--- TASK DETAILS ---
Return the whole listing unchanged. Drop the images.
□ □ □ □ □ □ □
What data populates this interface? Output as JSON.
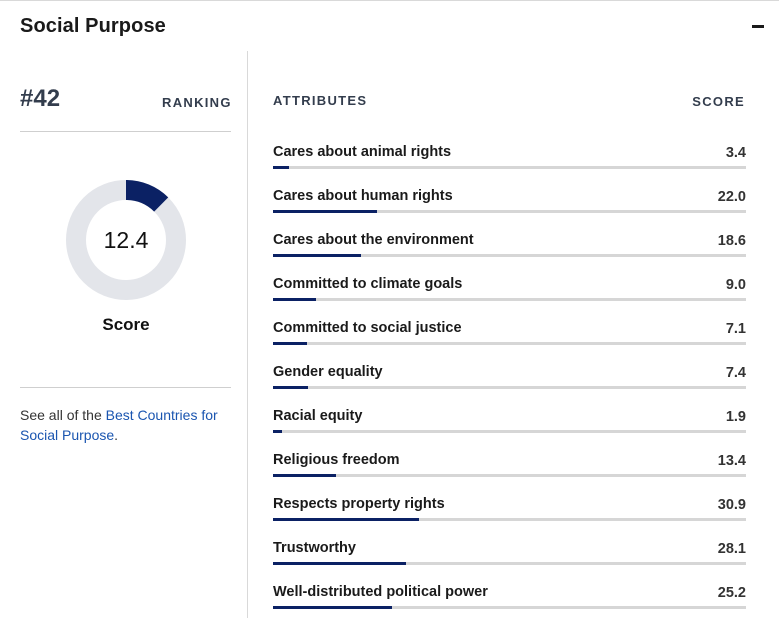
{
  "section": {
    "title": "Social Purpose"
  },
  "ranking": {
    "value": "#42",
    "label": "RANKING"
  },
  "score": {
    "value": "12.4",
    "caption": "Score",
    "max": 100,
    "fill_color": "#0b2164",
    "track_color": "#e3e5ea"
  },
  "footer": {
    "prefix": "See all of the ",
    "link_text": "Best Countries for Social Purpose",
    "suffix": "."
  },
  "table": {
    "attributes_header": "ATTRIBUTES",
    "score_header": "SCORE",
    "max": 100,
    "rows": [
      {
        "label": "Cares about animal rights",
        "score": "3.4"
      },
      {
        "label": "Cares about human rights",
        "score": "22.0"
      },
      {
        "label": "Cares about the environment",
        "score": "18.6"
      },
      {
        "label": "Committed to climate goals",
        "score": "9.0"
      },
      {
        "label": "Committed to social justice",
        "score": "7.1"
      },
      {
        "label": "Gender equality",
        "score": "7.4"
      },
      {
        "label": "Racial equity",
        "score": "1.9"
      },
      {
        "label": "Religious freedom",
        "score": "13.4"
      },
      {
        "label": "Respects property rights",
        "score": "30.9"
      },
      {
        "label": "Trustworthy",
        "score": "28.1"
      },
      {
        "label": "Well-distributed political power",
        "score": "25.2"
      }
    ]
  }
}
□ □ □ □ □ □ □
--- SOLVED EXERCISE ---
What data populates this interface? Output as JSON.
{
  "section": {
    "title": "Social Purpose"
  },
  "ranking": {
    "value": "#42",
    "label": "RANKING"
  },
  "score": {
    "value": "12.4",
    "caption": "Score",
    "max": 100,
    "fill_color": "#0b2164",
    "track_color": "#e3e5ea"
  },
  "footer": {
    "prefix": "See all of the ",
    "link_text": "Best Countries for Social Purpose",
    "suffix": "."
  },
  "table": {
    "attributes_header": "ATTRIBUTES",
    "score_header": "SCORE",
    "max": 100,
    "rows": [
      {
        "label": "Cares about animal rights",
        "score": "3.4"
      },
      {
        "label": "Cares about human rights",
        "score": "22.0"
      },
      {
        "label": "Cares about the environment",
        "score": "18.6"
      },
      {
        "label": "Committed to climate goals",
        "score": "9.0"
      },
      {
        "label": "Committed to social justice",
        "score": "7.1"
      },
      {
        "label": "Gender equality",
        "score": "7.4"
      },
      {
        "label": "Racial equity",
        "score": "1.9"
      },
      {
        "label": "Religious freedom",
        "score": "13.4"
      },
      {
        "label": "Respects property rights",
        "score": "30.9"
      },
      {
        "label": "Trustworthy",
        "score": "28.1"
      },
      {
        "label": "Well-distributed political power",
        "score": "25.2"
      }
    ]
  }
}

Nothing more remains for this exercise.